Exercise objective:
If a line in the entries contains the word "created", list it.

Given information:
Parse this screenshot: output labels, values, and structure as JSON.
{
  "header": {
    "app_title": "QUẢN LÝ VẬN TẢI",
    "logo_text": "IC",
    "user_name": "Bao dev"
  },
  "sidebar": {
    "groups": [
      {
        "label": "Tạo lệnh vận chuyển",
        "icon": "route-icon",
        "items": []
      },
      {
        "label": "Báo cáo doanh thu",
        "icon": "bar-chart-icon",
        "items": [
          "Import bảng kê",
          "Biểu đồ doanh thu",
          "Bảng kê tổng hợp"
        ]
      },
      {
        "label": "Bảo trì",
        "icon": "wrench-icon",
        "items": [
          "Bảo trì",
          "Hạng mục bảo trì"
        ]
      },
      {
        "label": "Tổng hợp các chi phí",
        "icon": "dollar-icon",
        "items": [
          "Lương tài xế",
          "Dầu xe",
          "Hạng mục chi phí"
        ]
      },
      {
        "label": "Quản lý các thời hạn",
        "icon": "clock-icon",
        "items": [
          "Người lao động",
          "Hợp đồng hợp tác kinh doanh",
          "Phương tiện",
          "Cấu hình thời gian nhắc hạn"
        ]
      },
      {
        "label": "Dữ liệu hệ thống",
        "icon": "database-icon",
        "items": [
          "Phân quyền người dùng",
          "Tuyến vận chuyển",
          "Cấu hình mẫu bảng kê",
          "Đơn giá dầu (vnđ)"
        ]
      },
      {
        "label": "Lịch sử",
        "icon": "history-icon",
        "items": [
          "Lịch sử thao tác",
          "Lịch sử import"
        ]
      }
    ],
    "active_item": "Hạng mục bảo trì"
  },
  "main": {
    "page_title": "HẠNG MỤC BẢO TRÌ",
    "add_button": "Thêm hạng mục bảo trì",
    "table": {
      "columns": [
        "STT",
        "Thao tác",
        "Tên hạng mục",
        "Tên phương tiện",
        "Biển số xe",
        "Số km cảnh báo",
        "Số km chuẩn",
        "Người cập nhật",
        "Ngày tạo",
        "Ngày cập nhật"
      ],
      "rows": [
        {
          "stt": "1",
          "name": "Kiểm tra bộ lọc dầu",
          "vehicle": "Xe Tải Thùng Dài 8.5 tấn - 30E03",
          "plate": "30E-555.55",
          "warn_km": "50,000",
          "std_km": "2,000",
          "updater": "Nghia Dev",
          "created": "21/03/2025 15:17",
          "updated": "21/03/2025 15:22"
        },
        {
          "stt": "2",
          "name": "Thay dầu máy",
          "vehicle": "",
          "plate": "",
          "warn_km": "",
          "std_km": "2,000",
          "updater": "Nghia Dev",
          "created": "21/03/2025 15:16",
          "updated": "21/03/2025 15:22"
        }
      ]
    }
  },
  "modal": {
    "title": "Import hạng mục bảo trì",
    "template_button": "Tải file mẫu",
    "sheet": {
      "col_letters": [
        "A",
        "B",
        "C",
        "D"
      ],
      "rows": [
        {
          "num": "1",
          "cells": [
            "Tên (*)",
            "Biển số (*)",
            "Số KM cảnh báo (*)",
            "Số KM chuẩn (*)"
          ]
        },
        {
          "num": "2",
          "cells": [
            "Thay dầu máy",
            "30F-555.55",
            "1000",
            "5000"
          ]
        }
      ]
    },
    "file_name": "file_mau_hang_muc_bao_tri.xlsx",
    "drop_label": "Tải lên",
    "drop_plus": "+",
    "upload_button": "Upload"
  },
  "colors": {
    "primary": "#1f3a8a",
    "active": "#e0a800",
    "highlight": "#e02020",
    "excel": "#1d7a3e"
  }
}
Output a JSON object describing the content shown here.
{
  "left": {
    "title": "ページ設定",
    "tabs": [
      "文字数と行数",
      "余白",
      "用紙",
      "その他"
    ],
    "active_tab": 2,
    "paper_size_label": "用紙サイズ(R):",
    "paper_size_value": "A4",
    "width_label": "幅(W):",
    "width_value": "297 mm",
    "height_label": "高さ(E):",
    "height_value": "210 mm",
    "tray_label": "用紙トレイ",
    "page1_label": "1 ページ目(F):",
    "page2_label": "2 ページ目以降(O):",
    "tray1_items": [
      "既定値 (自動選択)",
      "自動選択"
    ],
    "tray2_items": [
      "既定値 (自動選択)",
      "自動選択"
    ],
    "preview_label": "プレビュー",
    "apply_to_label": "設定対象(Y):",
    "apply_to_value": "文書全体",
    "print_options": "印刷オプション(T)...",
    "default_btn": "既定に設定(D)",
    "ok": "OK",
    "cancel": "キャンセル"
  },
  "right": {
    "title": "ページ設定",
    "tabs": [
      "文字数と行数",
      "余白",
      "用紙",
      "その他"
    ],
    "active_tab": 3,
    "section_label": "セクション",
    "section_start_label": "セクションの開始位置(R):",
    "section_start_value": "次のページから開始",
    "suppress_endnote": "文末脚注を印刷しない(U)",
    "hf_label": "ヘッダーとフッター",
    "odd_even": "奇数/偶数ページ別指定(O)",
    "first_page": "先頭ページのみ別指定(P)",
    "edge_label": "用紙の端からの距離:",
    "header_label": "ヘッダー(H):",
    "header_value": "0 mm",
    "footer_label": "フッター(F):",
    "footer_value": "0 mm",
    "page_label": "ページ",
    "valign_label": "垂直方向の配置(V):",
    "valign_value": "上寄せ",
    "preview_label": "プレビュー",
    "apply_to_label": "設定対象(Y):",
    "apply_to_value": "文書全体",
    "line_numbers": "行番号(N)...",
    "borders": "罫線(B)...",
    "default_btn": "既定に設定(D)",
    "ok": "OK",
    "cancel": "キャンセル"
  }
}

Response:
          "created": "21/03/2025 15:17",
          "created": "21/03/2025 15:16",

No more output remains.